Offshore drilling in the Arctic requires thorough understanding of the physical properties of sea ice and its movement in order to ensure both operational and environmental safety. ConocoPhillips plans to utilize data gathered by special radars to identify hazardous ice floes and their speed, direction and size and ultimately predict their near-future movement. The final ice monitoring system will utilize existing commercial satellites with multimode high-resolution synthetic aperture radars onboard to acquire data and transmit it to earth stations. There, it will be collected, archived and distributed to operational control centers and the vessels on station at drilling sites.
Maximizing the reliability and flow capacity of pipelines and riser pipes on offshore facilities is essential to deepwater production. However, current industry models do not accurately predict such issues as wax deposition, cool-down time, depressurization liquid hold-up and hydrate slurry transport. ConocoPhillips is working to improve these predictions by using enhanced simulations and actual field data collected from our offshore Gulf of Mexico and Alaska assets. We believe that better modeling can help reduce our pipeline and riser capital costs by enabling use of smaller pipes and longer subsea tiebacks that will reach additional reserves, while improving operability through the optimization of pipeline cleaning (pigging) schedules and operating procedures.
Managed Pressure Drilling (MPD)
During drilling operations, the weight of the mud used in the well is carefully balanced against the pressures encountered deep below the surface. The mud must be heavy enough to safely maintain control but not so heavy that it drains away into the rock. Two MPD procedures are routinely utilized – the constant bottom hole pressure method and the pressurized mud cap drilling method. The first precisely manages the narrow drilling window between pore pressure and fracture gradient, while the second mitigates the loss of fluids to the formation. In 2011, ConocoPhillips participated in a multi-well consortium of six operators that used a combination of both while drilling a wildcat deepwater well in Indonesia. Utilizing these techniques together provided extra margins of operational safety and environmental protection in this new area. We plan to use this enabling technology in drilling other deepwater exploration wells around the world.
To help improve drilling safety, ConocoPhillips is working with an oilfield service company to create a new down-hole tool called an in-line casing packer. This device would provide a mechanical seal in the annulus of a well casing during the vital cementing process, thus eliminating a potential leak path that exists before new cement has had time to fully harden. This will help to eliminate the potential for hydrocarbon migration and thus ensure a well’s mechanical integrity.
ConocoPhillips is committed to promoting environmental stewardship throughout our global operations. In 2011, research and development in sustainability technologies led to breakthroughs in the environmental and alternative energy areas, including carbon dioxide capture, air emissions modeling, and cleanup of organic and metal contaminants from wastewater. Novel methods to produce hydrogen with a lower carbon footprint were studied, and new materials that vastly improve the performance of solid oxide fuel cells and organic photovoltaics were developed.

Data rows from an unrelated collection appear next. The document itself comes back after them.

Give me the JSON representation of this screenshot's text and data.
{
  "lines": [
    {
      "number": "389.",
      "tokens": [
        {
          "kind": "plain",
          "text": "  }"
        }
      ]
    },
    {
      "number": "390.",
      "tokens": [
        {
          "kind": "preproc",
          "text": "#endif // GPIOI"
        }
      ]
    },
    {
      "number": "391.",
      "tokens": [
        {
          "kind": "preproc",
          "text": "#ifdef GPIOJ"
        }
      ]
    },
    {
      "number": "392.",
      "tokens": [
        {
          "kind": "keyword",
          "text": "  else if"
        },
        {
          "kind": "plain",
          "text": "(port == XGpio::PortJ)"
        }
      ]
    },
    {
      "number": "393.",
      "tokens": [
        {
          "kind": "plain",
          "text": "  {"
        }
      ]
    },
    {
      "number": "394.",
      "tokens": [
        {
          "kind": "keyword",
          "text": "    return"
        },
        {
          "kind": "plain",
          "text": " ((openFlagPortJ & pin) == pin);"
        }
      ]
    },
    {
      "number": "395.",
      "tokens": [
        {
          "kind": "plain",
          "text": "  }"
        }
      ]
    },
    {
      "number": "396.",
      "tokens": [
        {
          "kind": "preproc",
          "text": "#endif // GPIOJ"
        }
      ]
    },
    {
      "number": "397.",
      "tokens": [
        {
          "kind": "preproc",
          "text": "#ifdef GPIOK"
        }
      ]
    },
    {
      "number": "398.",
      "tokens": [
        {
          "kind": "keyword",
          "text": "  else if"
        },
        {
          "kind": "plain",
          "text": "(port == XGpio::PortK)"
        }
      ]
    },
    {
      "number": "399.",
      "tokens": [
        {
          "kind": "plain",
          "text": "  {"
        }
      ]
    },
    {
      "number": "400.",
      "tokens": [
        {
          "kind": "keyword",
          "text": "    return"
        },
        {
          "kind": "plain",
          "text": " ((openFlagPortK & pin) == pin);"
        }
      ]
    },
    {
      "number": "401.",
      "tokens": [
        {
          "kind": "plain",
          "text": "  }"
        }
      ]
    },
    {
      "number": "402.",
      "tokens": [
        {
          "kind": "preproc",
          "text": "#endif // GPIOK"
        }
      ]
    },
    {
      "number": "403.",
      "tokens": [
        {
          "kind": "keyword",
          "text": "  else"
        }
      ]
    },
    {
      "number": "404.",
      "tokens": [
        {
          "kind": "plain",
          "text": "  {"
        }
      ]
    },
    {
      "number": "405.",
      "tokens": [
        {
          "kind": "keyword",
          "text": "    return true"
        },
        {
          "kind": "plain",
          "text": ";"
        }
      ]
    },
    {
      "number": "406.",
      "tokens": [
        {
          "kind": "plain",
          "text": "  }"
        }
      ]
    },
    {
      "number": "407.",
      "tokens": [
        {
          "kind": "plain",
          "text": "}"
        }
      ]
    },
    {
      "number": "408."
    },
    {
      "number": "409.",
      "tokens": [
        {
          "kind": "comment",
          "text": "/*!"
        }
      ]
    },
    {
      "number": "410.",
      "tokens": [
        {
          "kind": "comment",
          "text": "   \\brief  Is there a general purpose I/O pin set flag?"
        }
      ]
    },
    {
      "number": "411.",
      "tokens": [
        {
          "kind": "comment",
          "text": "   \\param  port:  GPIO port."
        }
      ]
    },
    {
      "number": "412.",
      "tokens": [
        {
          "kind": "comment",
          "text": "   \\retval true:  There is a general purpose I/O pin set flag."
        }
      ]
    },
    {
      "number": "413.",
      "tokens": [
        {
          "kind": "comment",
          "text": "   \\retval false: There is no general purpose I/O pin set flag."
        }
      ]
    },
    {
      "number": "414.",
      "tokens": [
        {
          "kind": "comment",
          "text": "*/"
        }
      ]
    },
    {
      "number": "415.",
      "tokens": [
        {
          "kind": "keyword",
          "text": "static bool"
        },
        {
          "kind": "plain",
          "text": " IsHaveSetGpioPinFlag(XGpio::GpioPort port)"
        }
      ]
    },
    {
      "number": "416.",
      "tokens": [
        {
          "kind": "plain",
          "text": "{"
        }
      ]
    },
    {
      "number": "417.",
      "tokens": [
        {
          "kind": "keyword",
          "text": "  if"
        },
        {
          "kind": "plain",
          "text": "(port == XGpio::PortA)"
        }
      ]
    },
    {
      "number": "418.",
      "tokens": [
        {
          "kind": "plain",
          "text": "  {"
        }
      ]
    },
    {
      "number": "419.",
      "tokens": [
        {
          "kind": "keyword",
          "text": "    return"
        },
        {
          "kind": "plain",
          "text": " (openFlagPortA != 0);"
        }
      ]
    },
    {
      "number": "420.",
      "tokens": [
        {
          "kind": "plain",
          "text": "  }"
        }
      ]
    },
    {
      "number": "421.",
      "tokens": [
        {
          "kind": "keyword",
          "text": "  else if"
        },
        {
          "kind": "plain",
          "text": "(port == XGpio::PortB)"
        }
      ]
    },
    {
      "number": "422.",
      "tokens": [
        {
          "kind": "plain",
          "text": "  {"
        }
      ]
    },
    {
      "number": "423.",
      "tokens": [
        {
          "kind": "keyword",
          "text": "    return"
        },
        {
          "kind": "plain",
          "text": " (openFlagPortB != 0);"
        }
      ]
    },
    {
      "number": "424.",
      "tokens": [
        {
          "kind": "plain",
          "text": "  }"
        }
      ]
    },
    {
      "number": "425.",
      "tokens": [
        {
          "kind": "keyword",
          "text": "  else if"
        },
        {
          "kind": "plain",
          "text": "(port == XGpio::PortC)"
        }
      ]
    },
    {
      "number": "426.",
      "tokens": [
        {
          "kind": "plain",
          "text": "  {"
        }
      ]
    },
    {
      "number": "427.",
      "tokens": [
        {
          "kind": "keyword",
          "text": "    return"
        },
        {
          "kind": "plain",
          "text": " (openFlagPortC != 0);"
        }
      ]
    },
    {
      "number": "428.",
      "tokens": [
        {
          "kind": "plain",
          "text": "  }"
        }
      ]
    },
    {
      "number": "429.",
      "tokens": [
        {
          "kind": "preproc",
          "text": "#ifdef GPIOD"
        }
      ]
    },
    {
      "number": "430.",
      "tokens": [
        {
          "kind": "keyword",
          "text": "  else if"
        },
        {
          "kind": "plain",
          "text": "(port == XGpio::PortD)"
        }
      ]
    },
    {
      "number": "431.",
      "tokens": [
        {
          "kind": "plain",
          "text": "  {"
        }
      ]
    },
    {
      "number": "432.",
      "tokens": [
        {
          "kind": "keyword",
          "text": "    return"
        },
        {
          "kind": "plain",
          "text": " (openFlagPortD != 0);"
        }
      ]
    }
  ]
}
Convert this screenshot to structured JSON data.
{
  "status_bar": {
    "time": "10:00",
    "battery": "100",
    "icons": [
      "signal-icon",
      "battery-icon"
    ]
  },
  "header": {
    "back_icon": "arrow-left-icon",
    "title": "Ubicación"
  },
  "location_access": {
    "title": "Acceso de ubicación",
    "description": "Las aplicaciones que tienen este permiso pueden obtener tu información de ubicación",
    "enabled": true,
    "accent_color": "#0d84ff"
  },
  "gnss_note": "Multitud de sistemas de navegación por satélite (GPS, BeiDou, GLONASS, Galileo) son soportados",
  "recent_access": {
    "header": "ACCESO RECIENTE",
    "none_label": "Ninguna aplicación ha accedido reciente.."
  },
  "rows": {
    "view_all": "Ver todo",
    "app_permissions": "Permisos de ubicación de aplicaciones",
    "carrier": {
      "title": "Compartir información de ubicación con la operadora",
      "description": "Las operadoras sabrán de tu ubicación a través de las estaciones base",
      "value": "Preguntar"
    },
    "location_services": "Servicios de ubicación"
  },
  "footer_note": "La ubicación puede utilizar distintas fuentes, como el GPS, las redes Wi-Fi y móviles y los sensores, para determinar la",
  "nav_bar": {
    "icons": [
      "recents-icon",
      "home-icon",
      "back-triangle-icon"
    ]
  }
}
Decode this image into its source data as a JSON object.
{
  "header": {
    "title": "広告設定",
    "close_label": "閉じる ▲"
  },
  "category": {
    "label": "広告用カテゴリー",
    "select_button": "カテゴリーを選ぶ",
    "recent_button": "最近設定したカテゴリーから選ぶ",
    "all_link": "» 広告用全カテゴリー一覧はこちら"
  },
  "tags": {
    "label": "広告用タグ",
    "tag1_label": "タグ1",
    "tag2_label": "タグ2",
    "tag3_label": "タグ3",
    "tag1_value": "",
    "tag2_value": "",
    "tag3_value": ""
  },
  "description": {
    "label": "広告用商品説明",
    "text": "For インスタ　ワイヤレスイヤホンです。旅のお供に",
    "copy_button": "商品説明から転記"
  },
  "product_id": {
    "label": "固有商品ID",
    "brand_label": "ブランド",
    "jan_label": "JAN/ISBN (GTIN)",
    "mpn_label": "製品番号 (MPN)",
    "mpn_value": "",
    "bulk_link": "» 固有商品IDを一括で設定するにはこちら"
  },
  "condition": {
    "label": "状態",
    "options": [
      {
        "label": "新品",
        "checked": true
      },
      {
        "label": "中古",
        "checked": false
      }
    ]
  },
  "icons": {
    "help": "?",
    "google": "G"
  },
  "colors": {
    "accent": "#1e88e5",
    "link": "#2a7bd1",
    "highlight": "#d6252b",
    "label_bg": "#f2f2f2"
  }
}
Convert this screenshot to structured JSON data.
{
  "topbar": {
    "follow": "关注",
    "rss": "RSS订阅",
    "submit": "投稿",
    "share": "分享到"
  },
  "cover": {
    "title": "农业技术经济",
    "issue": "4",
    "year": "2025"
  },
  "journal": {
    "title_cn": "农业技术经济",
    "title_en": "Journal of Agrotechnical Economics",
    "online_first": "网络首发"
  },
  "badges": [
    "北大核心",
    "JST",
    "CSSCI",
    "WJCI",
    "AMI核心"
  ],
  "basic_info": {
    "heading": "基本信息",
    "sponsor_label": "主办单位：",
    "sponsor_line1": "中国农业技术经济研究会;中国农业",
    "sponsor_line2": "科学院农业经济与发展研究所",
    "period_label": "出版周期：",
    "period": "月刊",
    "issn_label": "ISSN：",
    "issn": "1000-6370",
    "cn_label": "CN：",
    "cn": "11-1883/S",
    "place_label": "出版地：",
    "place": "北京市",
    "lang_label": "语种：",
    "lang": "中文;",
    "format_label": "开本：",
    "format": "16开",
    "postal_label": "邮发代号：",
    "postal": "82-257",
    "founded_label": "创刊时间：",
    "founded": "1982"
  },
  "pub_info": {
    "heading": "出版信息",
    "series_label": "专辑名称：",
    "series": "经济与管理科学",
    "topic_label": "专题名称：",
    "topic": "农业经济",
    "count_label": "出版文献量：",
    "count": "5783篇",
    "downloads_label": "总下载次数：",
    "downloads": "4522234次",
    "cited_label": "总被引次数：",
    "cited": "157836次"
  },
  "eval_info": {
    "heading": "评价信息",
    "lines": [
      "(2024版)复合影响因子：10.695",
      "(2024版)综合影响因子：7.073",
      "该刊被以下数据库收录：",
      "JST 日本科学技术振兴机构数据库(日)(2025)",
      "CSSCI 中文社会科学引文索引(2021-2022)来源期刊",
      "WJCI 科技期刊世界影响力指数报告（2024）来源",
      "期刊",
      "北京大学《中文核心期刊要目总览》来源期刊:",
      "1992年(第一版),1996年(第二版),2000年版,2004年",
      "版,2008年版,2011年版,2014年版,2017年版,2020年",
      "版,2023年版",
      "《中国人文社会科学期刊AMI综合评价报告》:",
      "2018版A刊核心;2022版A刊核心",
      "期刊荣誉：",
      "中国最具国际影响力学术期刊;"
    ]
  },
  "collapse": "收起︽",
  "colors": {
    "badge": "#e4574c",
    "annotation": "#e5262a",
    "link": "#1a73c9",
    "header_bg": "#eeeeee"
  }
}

|The Global Water Sustainability Center in Qatar.|
ConocoPhillips has established a Global Water Sustainability Center in Qatar. The center researches and develops water solutions primarily for the petroleum and petrochemical sectors and will also focus on municipal and agricultural solutions. It has been designated as ConocoPhillips’ worldwide center of excellence for water-related technologies, disseminating findings to the company’s global operations, as well as to local government and industry partners.